Our research has revealed that science students are interested in work-integrated learning (WIL), but we need to communicate more if we want them to actively engage. Here are three recommendations from staff who design and deliver WIL in science on how we can communicate better.
We interviewed staff who design, deliver and lead WIL in science to find out how they communicate and motivate students to engage with WIL. These WIL specialists told us that science students are ‘dead keen’ on WIL and employability and see WIL as an opportunity to gain skills and experience, differentiate themselves from other students, and test-drive different career options. But they also said that when WIL is optional, only about 10 percent of students actively engage.
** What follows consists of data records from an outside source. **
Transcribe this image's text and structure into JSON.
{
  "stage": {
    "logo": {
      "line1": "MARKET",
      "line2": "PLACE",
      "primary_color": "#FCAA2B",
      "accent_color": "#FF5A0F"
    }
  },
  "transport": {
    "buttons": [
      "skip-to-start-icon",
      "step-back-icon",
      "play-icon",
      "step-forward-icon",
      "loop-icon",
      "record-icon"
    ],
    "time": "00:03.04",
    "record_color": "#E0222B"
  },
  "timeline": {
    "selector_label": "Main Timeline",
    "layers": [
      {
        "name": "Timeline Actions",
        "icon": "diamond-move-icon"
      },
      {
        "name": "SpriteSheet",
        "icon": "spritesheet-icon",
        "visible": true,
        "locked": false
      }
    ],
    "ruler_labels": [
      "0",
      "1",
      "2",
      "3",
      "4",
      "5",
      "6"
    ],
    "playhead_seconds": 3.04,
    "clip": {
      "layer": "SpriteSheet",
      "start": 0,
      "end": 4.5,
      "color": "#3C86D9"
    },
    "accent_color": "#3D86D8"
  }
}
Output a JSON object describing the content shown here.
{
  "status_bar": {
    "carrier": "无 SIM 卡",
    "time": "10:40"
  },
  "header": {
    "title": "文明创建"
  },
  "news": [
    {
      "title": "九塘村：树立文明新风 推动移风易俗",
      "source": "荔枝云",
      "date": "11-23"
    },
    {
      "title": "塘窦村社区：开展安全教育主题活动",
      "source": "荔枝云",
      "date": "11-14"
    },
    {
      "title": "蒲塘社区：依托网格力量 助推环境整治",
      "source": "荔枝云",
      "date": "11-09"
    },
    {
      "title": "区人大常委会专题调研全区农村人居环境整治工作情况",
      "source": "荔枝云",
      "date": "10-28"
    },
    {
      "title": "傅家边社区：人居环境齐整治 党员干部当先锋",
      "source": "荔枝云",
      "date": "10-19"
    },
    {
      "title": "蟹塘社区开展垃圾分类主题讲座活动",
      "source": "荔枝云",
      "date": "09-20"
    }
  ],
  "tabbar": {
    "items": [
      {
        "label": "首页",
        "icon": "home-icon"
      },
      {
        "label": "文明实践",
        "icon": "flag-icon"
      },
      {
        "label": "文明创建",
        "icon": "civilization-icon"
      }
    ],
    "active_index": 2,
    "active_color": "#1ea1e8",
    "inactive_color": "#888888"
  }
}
For students to engage in optional WIL, they need to know about WIL opportunities, and they need to prioritise it over other things. Put another way, they need to sacrifice something else – another unit, part-time work, leisure time, the list goes on.
So what do the WIL specialists recommend?
1. Make sure students know what is out there
To increase engagement, we need to make sure students know about the different WIL opportunities available to them. The WIL specialists told us that just emailing students about opportunities is not enough – they need to hear about these opportunities from their lecturers, and from tutors and lab demonstrators, as well as from faculty WIL coordinators and Careers Services.
2. Tell students why WIL matters
It’s not enough to tell students about the opportunities available, we also need to tell them why WIL is important. If we want students to choose WIL over other things, they need to see the value and relevance. We need to talk to students about what they will get out of WIL, and how it will help them.
3. Get everyone on board
According to the WIL specialists, we all need to talk to students about WIL – different students get the message in different ways, so we need to make sure it is as easy as possible for them to hear about WIL. Lecturers, tutors, employers and industry partners, and other students should all be enlisted to share the importance of WIL.